Work required.
Where does the string "containing" appear in the records? Copy every line that contains it.

Element data from apps and pages
----

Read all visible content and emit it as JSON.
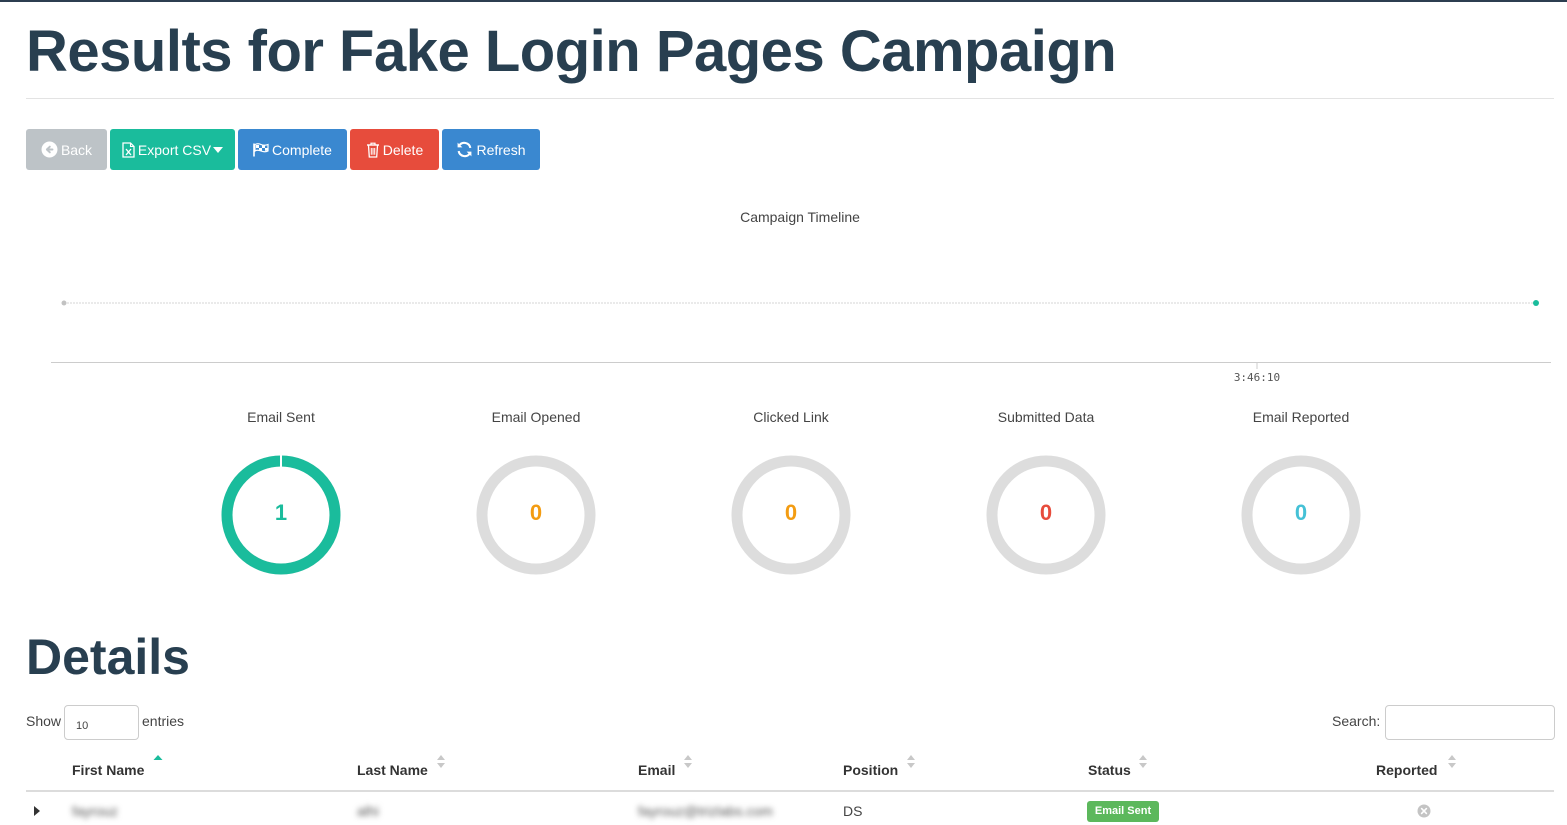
{
  "page": {
    "title": "Results for Fake Login Pages Campaign"
  },
  "toolbar": {
    "back_label": "Back",
    "export_label": "Export CSV",
    "complete_label": "Complete",
    "delete_label": "Delete",
    "refresh_label": "Refresh"
  },
  "chart_data": {
    "type": "scatter",
    "title": "Campaign Timeline",
    "x_ticks": [
      "3:46:10"
    ],
    "series": [
      {
        "x": [
          0.0,
          1.0
        ],
        "y": [
          0,
          0
        ]
      }
    ]
  },
  "stats": [
    {
      "label": "Email Sent",
      "value": "1",
      "fraction": 1.0,
      "color": "#1abc9c"
    },
    {
      "label": "Email Opened",
      "value": "0",
      "fraction": 0,
      "color": "#f39c12"
    },
    {
      "label": "Clicked Link",
      "value": "0",
      "fraction": 0,
      "color": "#f39c12"
    },
    {
      "label": "Submitted Data",
      "value": "0",
      "fraction": 0,
      "color": "#e74c3c"
    },
    {
      "label": "Email Reported",
      "value": "0",
      "fraction": 0,
      "color": "#45c1d6"
    }
  ],
  "details": {
    "title": "Details",
    "show_label": "Show",
    "page_size": "10",
    "entries_label": "entries",
    "search_label": "Search:",
    "columns": [
      "First Name",
      "Last Name",
      "Email",
      "Position",
      "Status",
      "Reported"
    ],
    "rows": [
      {
        "first_name": "fayrouz",
        "last_name": "alhi",
        "email": "fayrouz@trizlabs.com",
        "position": "DS",
        "status": "Email Sent"
      }
    ]
  },
  "colors": {
    "teal": "#1abc9c",
    "blue": "#3a88d0",
    "red": "#e74c3c",
    "grey": "#bdc3c7",
    "heading": "#283f50",
    "ring_track": "#dddddd",
    "success": "#5cb85c"
  }
}
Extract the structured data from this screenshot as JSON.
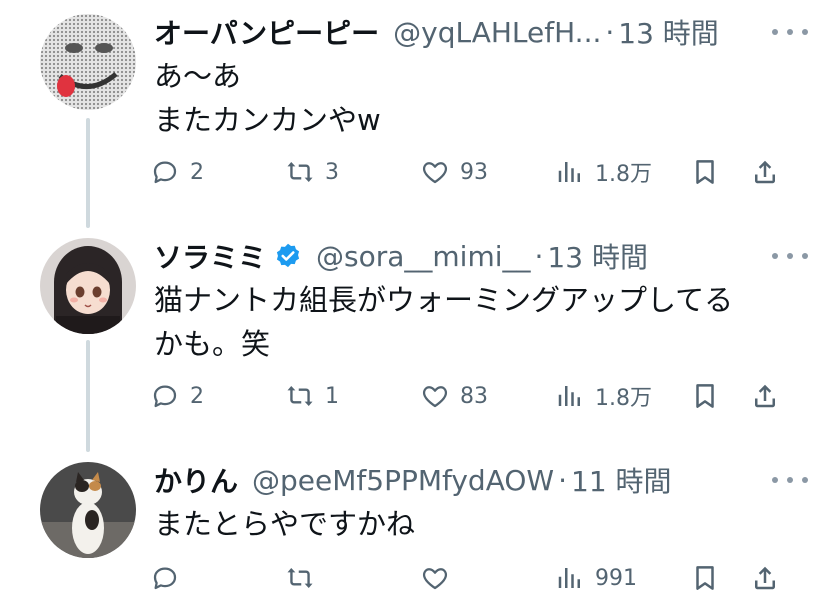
{
  "tweets": [
    {
      "name": "オーパンピーピー",
      "handle": "@yqLAHLefH...",
      "dot": "·",
      "time": "13 時間",
      "lines": [
        "あ〜あ",
        "またカンカンやw"
      ],
      "replies": "2",
      "retweets": "3",
      "likes": "93",
      "views": "1.8万",
      "verified": false
    },
    {
      "name": "ソラミミ",
      "handle": "@sora__mimi__",
      "dot": "·",
      "time": "13 時間",
      "lines": [
        "猫ナントカ組長がウォーミングアップしてる",
        "かも。笑"
      ],
      "replies": "2",
      "retweets": "1",
      "likes": "83",
      "views": "1.8万",
      "verified": true
    },
    {
      "name": "かりん",
      "handle": "@peeMf5PPMfydAOW",
      "dot": "·",
      "time": "11 時間",
      "lines": [
        "またとらやですかね"
      ],
      "replies": "",
      "retweets": "",
      "likes": "",
      "views": "991",
      "verified": false
    }
  ],
  "colors": {
    "text_primary": "#0f1419",
    "text_secondary": "#536471",
    "thread_line": "#cfd9de",
    "verified_badge": "#1d9bf0"
  },
  "icons": [
    "reply-icon",
    "retweet-icon",
    "like-icon",
    "views-icon",
    "bookmark-icon",
    "share-icon",
    "more-icon",
    "verified-badge-icon"
  ]
}
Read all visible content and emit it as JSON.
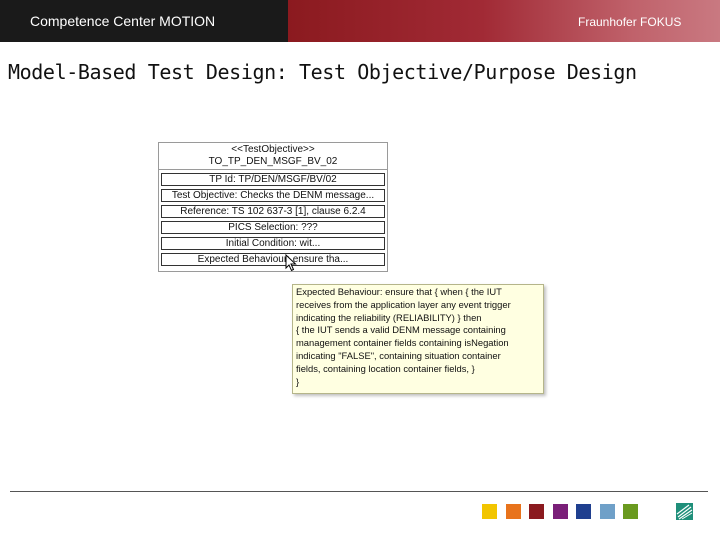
{
  "header": {
    "left_title": "Competence Center MOTION",
    "right_title": "Fraunhofer FOKUS"
  },
  "page_title": "Model-Based Test Design: Test Objective/Purpose Design",
  "test_objective": {
    "stereotype": "<<TestObjective>>",
    "name": "TO_TP_DEN_MSGF_BV_02",
    "fields": [
      "TP Id: TP/DEN/MSGF/BV/02",
      "Test Objective: Checks the DENM message...",
      "Reference: TS 102 637-3 [1], clause 6.2.4",
      "PICS Selection: ???",
      "Initial Condition: wit...",
      "Expected Behaviour: ensure tha..."
    ]
  },
  "tooltip": {
    "lines": [
      "Expected Behaviour: ensure that { when { the IUT",
      "receives from the application layer any event trigger",
      "indicating the reliability (RELIABILITY) } then",
      "{ the IUT sends a valid DENM message containing",
      "management container fields containing isNegation",
      "indicating \"FALSE\", containing situation container",
      "fields, containing location container fields, }",
      "}"
    ]
  },
  "footer": {
    "swatch_colors": [
      "#f2c500",
      "#e8731c",
      "#8b1a1f",
      "#7a1f78",
      "#1f3f8f",
      "#6fa0c8",
      "#6a9a1f"
    ],
    "logo_icon": "fraunhofer-logo-icon",
    "logo_color": "#1f8f7a"
  },
  "cursor_icon": "mouse-pointer-icon"
}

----

Exercise solution.
      "{ the IUT sends a valid DENM message containing",
      "management container fields containing isNegation",
      "indicating \"FALSE\", containing situation container",
      "fields, containing location container fields, }",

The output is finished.